As early as I can remember, I've been taught to "look up". I can remember listening to my grandfather explain something (probably about woodworking or gardening or scouting) and him say, mid-sentence, "look up". It was his way of connecting, and making sure my brain was engaged in what he was taking the time to tell me - he wanted his words to mean something to me. Clearly, this "look up" tack (that's sailing parlance, another thing I learned from him although we never went sailing, maybe when we went over knots . . .) made a difference, as he since passed on, and I am now raising my own children.
In high school, I remember my mom asking if I was "ok". I answered in the affirmative. She said she was asking because a teacher called her to tell her he was concerned something was troubling me because I walked to his class "looking down". I remembered again to "look up".
To be clear, they did not mean "look straight up into the sky arching your neck into a very uncomfortable curve you can't sustain for very long". They meant, and I mean, to look forward, level with the ground, and the world around.
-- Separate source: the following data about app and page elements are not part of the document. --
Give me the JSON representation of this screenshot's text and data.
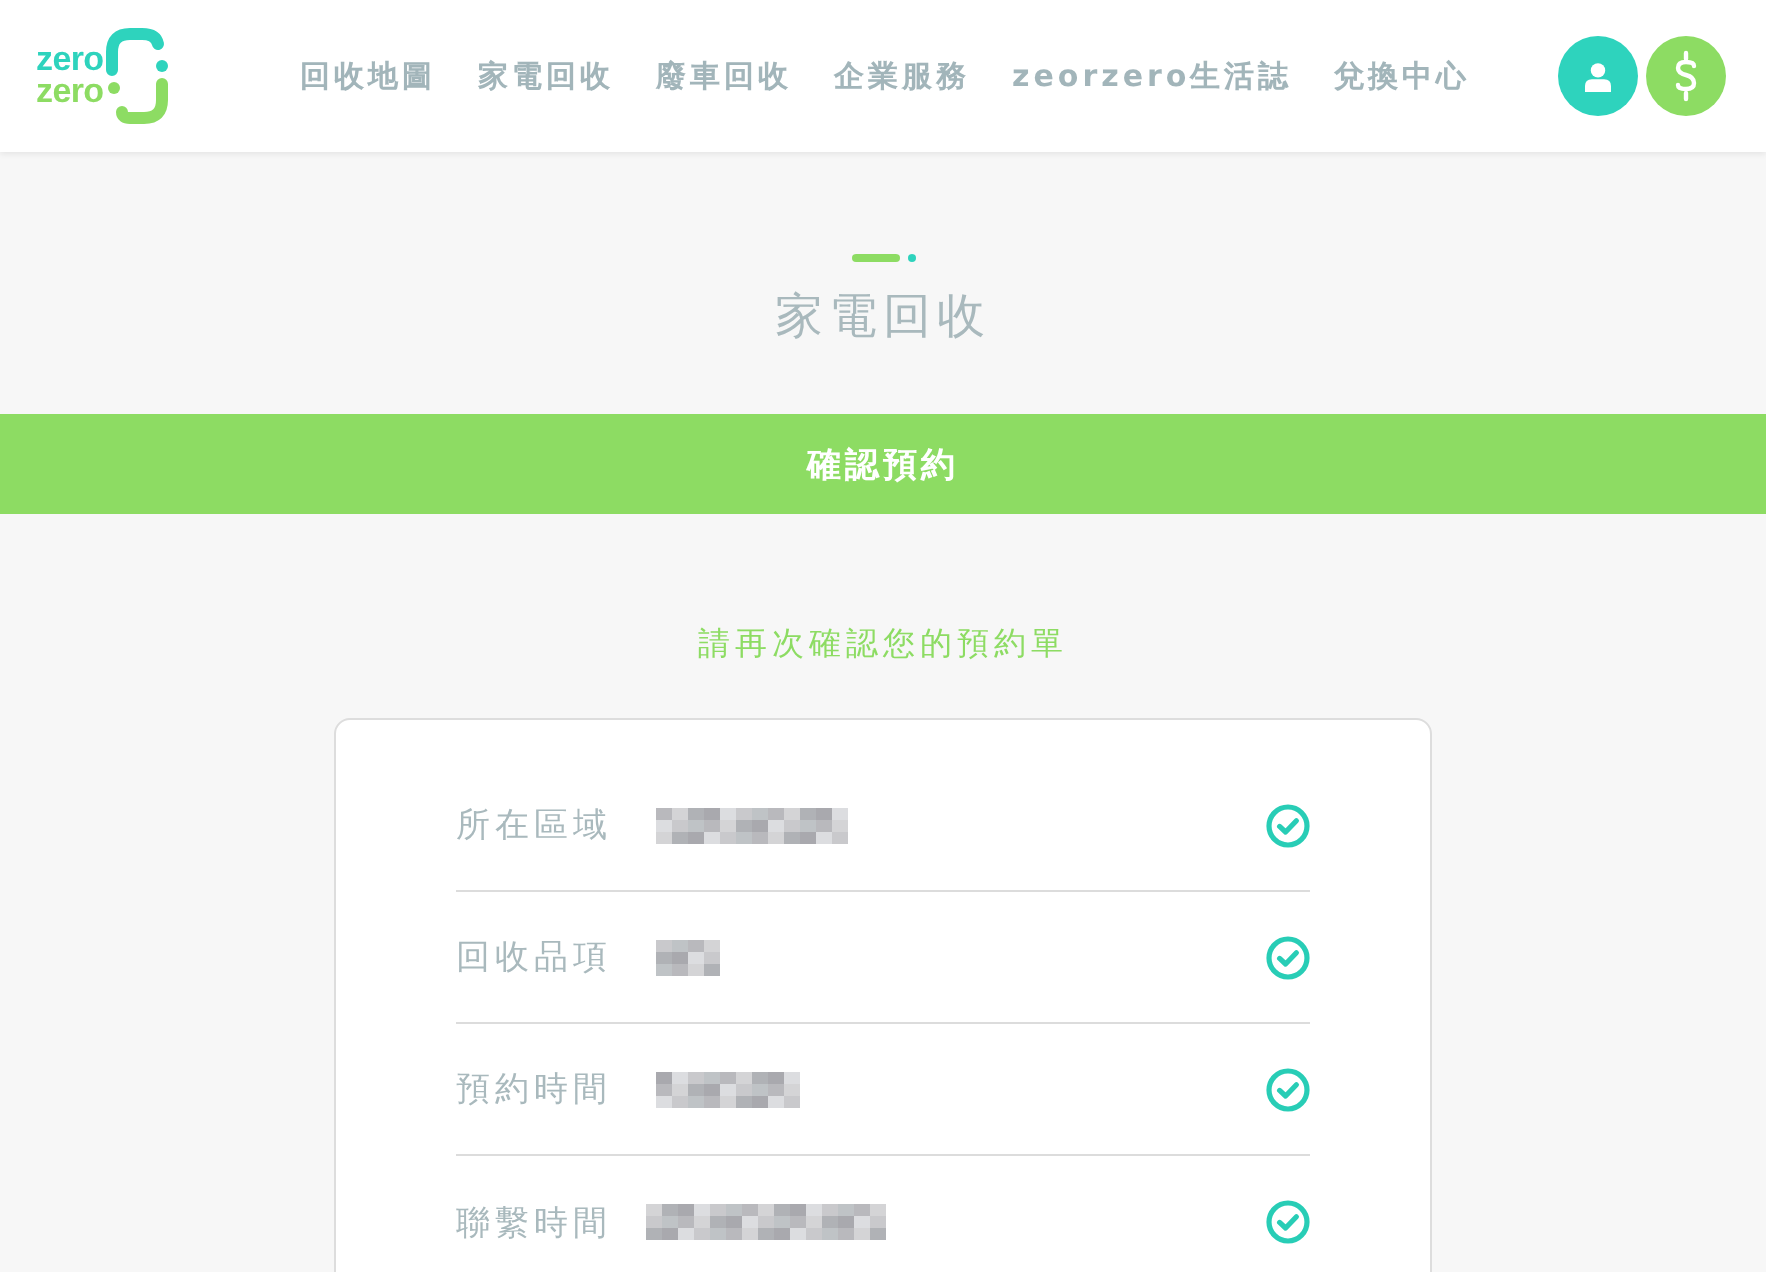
{
  "header": {
    "logo": {
      "lines": [
        "zero",
        "zero"
      ]
    },
    "nav": [
      {
        "label": "回收地圖"
      },
      {
        "label": "家電回收"
      },
      {
        "label": "廢車回收"
      },
      {
        "label": "企業服務"
      },
      {
        "label": "zeorzero生活誌"
      },
      {
        "label": "兌換中心"
      }
    ]
  },
  "page": {
    "title": "家電回收",
    "step": "確認預約",
    "prompt": "請再次確認您的預約單"
  },
  "summary": [
    {
      "label": "所在區域",
      "confirmed": true
    },
    {
      "label": "回收品項",
      "confirmed": true
    },
    {
      "label": "預約時間",
      "confirmed": true
    },
    {
      "label": "聯繫時間",
      "confirmed": true
    }
  ]
}
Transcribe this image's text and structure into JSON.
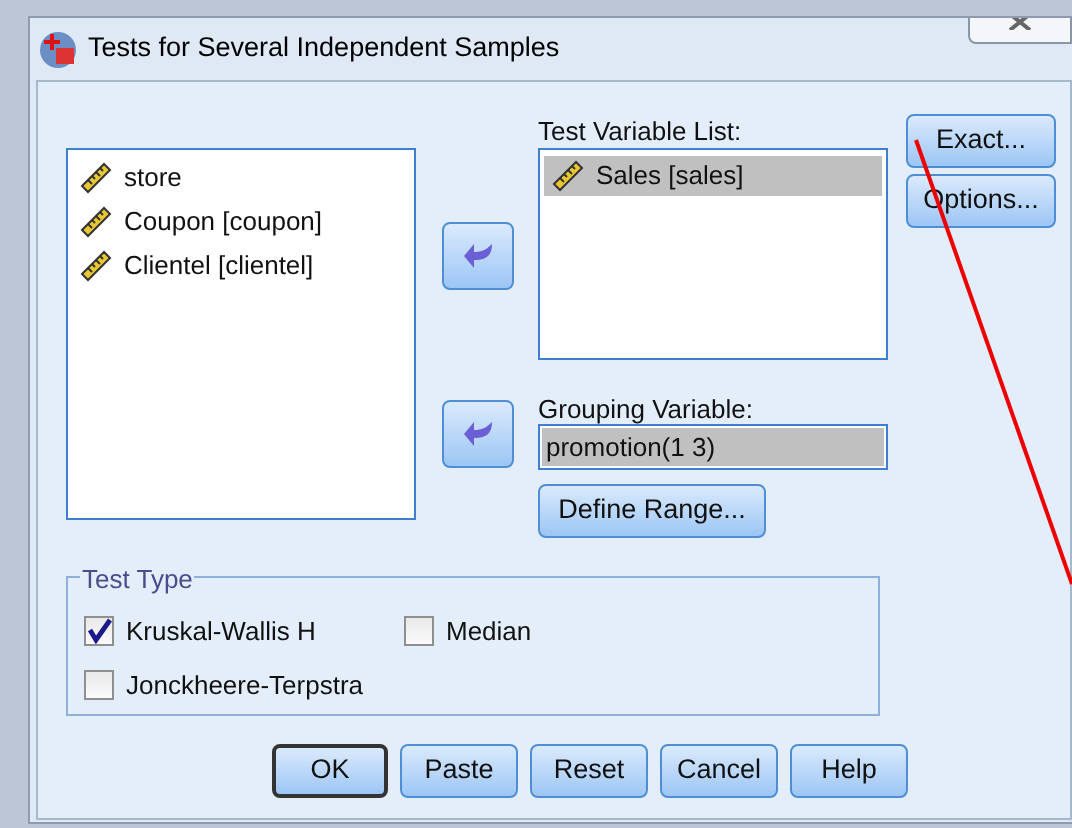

To look out - say for that car making a left turn at the light 100' ahead of you through your path of travel. I mean to "be aware".
In the context of self-defense, this is the same tack taken by potential prey - the Zebra with his head in the grass gets eaten while his heard (who had their heads up) skips gleefully away to the next watering hole. The other image I have in my head is that of someone walking out to the parking lot at night from the grocery store all the while looking down at his/her smartphone!? To "look up" is to be situationally aware. Situationally aware means you are connected to all of your senses, and engaged in real-time processing and analysis of what information (in any form, through any sense) is coming to you. It means that you can see "it coming" and can be prepared to defend, if necessary.
Where self-defense is concerned, I believe the best defense begins by "looking up". "Looking up" is the outward manifestation of an inward sense of self-worth, or sense of our worth to those we protect. It creates an image of a hard target, and so I believe, it is the first line of self-defense/defense of others. Self-defense analysis will also necessarily look at what force was used and to what extent. Being able to determine use of force in your case will let me effectively defend your self-defense decision.
If you've had to defend yourself or others, Arizona has laws on the books that offer more room to breath in the self-defense context than some other states. ARS 13-401 et seq. comprises the codified "justification" statutes - these are some of the legal rules Arizona applies in "self-defense" situations. Theses statutes also operate to control the limits of "use of force" whether it is non-deadly or deadly. Known in the legal community as "justification" statutes, these laws provide the framework for mounting a successful self-defense defense (yes, I meant to type defense twice...)
This is not school-yard stuff. Just because X happened, does not automatically mean you get to do Y. You'll need an attorney to walk out the specifics of your self-defense case, and analyze what your criminal and/or civil exposure is, or might be. In fact, you might already be facing criminal charges for what you feel is a legitimate self-defense act! So having an attorney who understands self-defense law, and one who can effectively argue it to the State and the Judge, is essential.
Don't wait (hesitation is another problem for the Zebra . . .), give me a call at 480-694-0853, or use the "contact" form, we'll set an appointment, and take a look at your situation. With me as your attorney, I'll make sure to clear the corners, and check our six... and always "look up".